The rollout of the Core is being done carefully, not the usual press release followed immediately by laudatory article in the Post, the News and the Wall Street Journal followed by support from the ed (de)reformers and the charter school claque.
Watch the webinar that attempts to explain the purposes of the Core in detail: “Bringing the Common Core to Life.”
The New York State CCSS initiative is part of a 26-state coalition called PARCC, and, will eat up most of the Race to the Top dollars both at the state and local level.
The words “College and Career Ready,” although weakly defined are at the heart of the Core (“Students will need to know how to think critically and apply their knowledge to solve non-routine problems).
For the first time in New York City there is an acknowledgement that teachers are the key deliverers of instruction, (“Teachers work in teams to review student work and align curriculum & teacher practice with the Common Core”).

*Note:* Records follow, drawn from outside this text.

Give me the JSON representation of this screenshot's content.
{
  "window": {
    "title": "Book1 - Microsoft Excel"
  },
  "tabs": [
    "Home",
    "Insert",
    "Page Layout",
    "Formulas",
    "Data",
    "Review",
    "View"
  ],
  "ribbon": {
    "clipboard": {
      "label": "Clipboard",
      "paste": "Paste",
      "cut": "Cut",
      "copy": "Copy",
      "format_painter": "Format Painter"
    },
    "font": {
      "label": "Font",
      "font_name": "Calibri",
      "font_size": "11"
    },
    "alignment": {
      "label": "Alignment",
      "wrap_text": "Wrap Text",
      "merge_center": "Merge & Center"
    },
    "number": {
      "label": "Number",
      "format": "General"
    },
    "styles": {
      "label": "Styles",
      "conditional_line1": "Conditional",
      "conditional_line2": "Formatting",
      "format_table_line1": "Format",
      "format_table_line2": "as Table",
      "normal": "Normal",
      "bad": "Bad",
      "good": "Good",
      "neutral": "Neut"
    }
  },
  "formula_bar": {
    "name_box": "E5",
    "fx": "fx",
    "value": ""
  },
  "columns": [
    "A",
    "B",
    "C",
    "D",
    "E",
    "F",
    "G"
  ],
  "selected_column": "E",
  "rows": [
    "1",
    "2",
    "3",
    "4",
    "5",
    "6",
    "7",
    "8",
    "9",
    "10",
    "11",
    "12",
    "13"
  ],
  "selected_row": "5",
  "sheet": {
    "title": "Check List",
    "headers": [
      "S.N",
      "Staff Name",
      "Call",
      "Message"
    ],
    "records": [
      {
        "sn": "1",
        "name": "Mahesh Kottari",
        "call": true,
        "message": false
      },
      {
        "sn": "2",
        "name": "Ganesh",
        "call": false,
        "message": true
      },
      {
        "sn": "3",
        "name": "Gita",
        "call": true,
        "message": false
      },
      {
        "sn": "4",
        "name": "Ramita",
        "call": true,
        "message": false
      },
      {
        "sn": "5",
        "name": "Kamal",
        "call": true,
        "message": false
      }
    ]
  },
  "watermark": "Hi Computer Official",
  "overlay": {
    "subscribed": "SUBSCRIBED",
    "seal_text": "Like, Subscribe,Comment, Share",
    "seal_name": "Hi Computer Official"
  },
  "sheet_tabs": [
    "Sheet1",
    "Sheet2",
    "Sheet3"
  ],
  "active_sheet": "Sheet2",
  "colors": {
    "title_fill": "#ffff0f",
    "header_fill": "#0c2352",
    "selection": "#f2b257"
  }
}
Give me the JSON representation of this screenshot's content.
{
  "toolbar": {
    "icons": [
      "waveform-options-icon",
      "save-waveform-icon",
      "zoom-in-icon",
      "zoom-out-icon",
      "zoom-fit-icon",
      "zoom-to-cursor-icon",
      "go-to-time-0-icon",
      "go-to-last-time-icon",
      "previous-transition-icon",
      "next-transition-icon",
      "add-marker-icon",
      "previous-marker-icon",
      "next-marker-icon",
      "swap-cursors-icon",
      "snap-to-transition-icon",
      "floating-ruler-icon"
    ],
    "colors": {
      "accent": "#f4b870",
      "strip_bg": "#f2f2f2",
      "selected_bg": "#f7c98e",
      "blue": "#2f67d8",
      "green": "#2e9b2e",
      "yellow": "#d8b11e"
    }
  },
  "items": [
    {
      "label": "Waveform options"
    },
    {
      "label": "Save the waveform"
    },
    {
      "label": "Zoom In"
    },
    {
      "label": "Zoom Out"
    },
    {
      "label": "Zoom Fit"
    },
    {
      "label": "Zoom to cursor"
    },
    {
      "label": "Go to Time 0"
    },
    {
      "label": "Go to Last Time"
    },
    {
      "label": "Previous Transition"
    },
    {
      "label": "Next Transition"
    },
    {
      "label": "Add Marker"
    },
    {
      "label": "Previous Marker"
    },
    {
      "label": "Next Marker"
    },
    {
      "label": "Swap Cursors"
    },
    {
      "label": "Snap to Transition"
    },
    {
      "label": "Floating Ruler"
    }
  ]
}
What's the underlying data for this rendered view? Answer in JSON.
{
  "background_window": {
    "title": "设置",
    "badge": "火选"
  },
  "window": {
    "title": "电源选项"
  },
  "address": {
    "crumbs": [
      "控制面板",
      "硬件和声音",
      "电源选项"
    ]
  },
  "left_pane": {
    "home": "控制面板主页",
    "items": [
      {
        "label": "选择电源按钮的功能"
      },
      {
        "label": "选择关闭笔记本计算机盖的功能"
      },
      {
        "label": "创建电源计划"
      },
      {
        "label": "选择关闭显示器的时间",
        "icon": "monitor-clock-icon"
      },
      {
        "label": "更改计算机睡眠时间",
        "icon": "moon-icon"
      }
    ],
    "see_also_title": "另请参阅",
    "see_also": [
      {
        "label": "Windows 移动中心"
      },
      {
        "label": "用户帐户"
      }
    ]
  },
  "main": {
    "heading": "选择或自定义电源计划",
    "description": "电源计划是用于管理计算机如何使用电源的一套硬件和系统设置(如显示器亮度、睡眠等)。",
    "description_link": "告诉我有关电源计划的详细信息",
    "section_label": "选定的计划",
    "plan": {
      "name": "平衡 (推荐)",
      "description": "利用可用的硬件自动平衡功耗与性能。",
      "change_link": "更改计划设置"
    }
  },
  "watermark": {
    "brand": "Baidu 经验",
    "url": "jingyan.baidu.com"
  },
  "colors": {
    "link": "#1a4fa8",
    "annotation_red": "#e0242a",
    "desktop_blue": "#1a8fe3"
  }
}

However, the new teacher-principal evaluation plan is injected into the mix, “When teachers thrive, students thrive …school leaders will …. Set clear, research-based expectations for pedagogy articulated in a rubric of practice (e.g., Danielson) … Engage in short, frequent cycles of classroom observations & collaborative examination of student work, followed by timely, specific, evidence-based feedback that teachers can act on to increase the effectiveness of their instruction.” (emphasis added).
A worthy task, can principals master it? Will they involve other teachers in peer review cycles? Engage in a dialogue with teachers around practice?
The guidance goes on to instruct schools to “Create an innovative school schedule that allows teacher teams to meet regularly during the school day …. Structure Circular 6 activities to provide teacher teams with additional time for professional development … Use the SBO process …”
The culmination of the Common core rollout is the 2014-15 school year when every kid in the state will take three exams a year culminating in a final exam – these exams will replace Regents and the current ELA/Math exams – and every student and teacher will be evaluated by these exams.
We fear that the Common Core will deteriorate into another kind of zip code-based test prep mill … only time will tell.
For the first the guys and gals in the eyrie on Chambers Street acknowledge that none of their plans will move without the full and enthusiastic participation of the folks on the ground – in those 50,000 classrooms.
Around the city there are some schools and some networks immersed in examining their practice, looking at the work of the “experts,” involved in book studies, meeting regularly with colleagues and grappling with: how do you move students to higher order thinking and the mastery of incrementally more complex tasks?
In too many other schools the motto, “The Beatings Will Continue Until Morale Improves,” is the mission statement.
In a climate of impending teacher layoffs, commonplace tenure denial and extensions, drastic cuts in funding, the public denigration of teachers around the country, the kickoff of yet another “new thing” is overshadowed.
The teacher foxhole and the Tweed foxhole may not be that far apart, the solders hunker down as the shrapnel flies, they do have common goals. Unfortunately in this climate only the brave may venture forth.